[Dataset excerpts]
----------------------------------------
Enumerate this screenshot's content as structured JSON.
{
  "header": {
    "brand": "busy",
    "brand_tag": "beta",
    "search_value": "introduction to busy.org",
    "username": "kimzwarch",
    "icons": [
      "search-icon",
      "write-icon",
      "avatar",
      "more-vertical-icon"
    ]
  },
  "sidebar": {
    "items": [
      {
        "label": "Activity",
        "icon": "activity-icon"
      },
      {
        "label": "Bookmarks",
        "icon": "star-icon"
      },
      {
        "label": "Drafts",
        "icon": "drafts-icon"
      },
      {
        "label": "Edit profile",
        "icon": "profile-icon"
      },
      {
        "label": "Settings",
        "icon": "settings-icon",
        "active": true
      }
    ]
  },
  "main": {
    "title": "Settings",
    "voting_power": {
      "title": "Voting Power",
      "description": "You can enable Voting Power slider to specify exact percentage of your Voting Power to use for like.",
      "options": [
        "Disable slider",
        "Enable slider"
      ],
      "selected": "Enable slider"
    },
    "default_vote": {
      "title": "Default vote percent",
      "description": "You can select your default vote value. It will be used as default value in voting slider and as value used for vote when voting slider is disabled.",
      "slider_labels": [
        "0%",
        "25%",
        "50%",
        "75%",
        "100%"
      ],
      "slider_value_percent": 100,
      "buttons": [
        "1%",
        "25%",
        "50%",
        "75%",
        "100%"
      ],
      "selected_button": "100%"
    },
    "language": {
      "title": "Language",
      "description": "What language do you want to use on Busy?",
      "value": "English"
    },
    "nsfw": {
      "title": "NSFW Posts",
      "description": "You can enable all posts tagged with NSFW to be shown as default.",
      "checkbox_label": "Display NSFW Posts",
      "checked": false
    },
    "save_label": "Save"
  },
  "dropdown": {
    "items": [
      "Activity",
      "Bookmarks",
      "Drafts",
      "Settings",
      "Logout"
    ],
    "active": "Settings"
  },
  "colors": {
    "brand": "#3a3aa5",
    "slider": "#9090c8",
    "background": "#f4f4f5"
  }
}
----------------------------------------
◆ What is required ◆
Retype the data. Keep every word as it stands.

◆ Output ◆
Enumerate this screenshot's content as structured JSON.
{
  "header": {
    "brand": "busy",
    "brand_tag": "beta",
    "search_value": "introduction to busy.org",
    "username": "kimzwarch",
    "icons": [
      "search-icon",
      "write-icon",
      "avatar",
      "more-vertical-icon"
    ]
  },
  "sidebar": {
    "items": [
      {
        "label": "Activity",
        "icon": "activity-icon"
      },
      {
        "label": "Bookmarks",
        "icon": "star-icon"
      },
      {
        "label": "Drafts",
        "icon": "drafts-icon"
      },
      {
        "label": "Edit profile",
        "icon": "profile-icon"
      },
      {
        "label": "Settings",
        "icon": "settings-icon",
        "active": true
      }
    ]
  },
  "main": {
    "title": "Settings",
    "voting_power": {
      "title": "Voting Power",
      "description": "You can enable Voting Power slider to specify exact percentage of your Voting Power to use for like.",
      "options": [
        "Disable slider",
        "Enable slider"
      ],
      "selected": "Enable slider"
    },
    "default_vote": {
      "title": "Default vote percent",
      "description": "You can select your default vote value. It will be used as default value in voting slider and as value used for vote when voting slider is disabled.",
      "slider_labels": [
        "0%",
        "25%",
        "50%",
        "75%",
        "100%"
      ],
      "slider_value_percent": 100,
      "buttons": [
        "1%",
        "25%",
        "50%",
        "75%",
        "100%"
      ],
      "selected_button": "100%"
    },
    "language": {
      "title": "Language",
      "description": "What language do you want to use on Busy?",
      "value": "English"
    },
    "nsfw": {
      "title": "NSFW Posts",
      "description": "You can enable all posts tagged with NSFW to be shown as default.",
      "checkbox_label": "Display NSFW Posts",
      "checked": false
    },
    "save_label": "Save"
  },
  "dropdown": {
    "items": [
      "Activity",
      "Bookmarks",
      "Drafts",
      "Settings",
      "Logout"
    ],
    "active": "Settings"
  },
  "colors": {
    "brand": "#3a3aa5",
    "slider": "#9090c8",
    "background": "#f4f4f5"
  }
}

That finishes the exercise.